The Problem

I’ve had a really persistent, aggrivating problem lately. I keep getting light-colored blobs at the top of my negatives, consistent with the “up” direction in the developing tank:

The negative
And here’s what it looks like in the scan, bass-boosted so you can see them more clearly

What’s going on?

There are a few things we can deduce from the clues on the negative:

  1. The spots are less dense (lighter) than their surroundings, pointing to a case of under-development
  2. The spots do not continue outside of the exposed area, meaning that these are likely not light leaks from my camera or a loose roll
  3. They’re all on the same edge, and they’re bubble-shaped

This stuff led me to believe that I’m getting persistent air bubbles between the negative and the top of the developing reel:

Right here, but on the flipside of the film, inside the curve

This really stumped me at first, since I’ve been developing my B&W film the same way with the same equipment for a little over a year, and these just appeared out of nowhere.

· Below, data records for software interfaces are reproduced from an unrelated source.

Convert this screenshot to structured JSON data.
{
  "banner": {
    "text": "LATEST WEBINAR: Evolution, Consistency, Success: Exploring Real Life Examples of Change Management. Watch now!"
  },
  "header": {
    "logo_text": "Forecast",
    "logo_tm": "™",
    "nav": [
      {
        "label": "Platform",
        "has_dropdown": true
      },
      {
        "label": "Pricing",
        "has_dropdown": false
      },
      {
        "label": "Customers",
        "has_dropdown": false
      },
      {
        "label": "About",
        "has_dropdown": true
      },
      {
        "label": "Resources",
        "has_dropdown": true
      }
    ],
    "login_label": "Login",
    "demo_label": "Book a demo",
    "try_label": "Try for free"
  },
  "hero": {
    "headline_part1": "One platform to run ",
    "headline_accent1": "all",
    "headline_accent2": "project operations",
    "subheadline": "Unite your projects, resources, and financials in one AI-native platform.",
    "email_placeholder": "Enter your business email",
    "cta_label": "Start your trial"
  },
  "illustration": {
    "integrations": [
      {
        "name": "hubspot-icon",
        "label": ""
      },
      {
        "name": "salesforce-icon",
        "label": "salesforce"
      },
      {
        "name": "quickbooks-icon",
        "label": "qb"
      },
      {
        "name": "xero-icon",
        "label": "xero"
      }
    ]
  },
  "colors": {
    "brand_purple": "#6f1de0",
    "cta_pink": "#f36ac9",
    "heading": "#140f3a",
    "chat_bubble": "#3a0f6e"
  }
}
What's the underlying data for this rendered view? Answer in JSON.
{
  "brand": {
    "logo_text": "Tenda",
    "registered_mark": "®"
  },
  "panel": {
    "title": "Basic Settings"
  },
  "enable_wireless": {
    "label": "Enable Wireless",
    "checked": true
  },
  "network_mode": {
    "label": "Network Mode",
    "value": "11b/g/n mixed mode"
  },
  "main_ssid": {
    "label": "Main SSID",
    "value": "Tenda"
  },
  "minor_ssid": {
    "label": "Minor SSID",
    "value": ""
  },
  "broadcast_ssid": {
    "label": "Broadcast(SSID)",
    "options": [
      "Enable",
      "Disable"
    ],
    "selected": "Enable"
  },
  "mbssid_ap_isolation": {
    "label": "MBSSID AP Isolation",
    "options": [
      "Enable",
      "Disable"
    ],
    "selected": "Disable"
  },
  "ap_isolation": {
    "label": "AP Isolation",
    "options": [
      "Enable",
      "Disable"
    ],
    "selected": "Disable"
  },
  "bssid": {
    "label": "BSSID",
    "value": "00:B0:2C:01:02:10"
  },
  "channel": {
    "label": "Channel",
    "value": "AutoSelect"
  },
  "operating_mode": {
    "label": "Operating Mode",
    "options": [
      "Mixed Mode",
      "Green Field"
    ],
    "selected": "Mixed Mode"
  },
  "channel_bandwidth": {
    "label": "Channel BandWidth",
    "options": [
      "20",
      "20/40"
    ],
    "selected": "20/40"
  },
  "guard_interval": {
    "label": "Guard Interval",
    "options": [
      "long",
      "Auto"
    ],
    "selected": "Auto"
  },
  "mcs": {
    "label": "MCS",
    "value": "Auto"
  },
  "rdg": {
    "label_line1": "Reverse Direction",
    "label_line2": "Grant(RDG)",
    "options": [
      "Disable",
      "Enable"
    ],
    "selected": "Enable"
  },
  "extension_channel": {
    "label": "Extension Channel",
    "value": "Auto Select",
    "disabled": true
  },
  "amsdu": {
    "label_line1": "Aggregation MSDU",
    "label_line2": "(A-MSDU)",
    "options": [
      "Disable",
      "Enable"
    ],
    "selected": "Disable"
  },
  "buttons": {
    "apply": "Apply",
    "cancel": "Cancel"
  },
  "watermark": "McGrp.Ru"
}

I asked /r/AnalogCommunity about the issue, and I got a few great suggestions that I’ll talk about in the next section. But the root cause seemed to be some sort of coating or finish degradation on the plastic Paterson reels I’ve been using.

What did I try?

Various combinations of the following:

  • Mixing wetting agent with my developer to try and break the surface tension and prevent bubbles
  • Bonking the tank on the counter really hard immediately after filling. I’ve always made a habit of tapping it frequently during development, but I tried being really aggressive about it
  • Using 100ml more developer than I normally do in hopes that the extra water pressure would force the bubbles out

The Solution

Per the suggestion of the random person on Reddit, I tried switching to stainless steel developing equipment:

Hewes 120 reel and Kalt tank

And it worked great! I’m getting consistent results again. The smooth steel plays nicer with the Rodinal developer I use most of the time. The tank is also much smaller than the Paterson one, meaning less chemicals per batch, plus the reel is super solid and loads much easier than the plastic ratchet ones.

There are a few caveats, though: the steel tank leaks. Not a lot, but maybe a drop each time I invert it. Also, the Hewes 120 reels are surprisingly expensive (~$65 each), though allegedly they’re indestructible and you can hand them down to your grandkids if film is still around in 2060. Even despite this stuff, I’m really satisfied with the results and am a true stainless steel believer now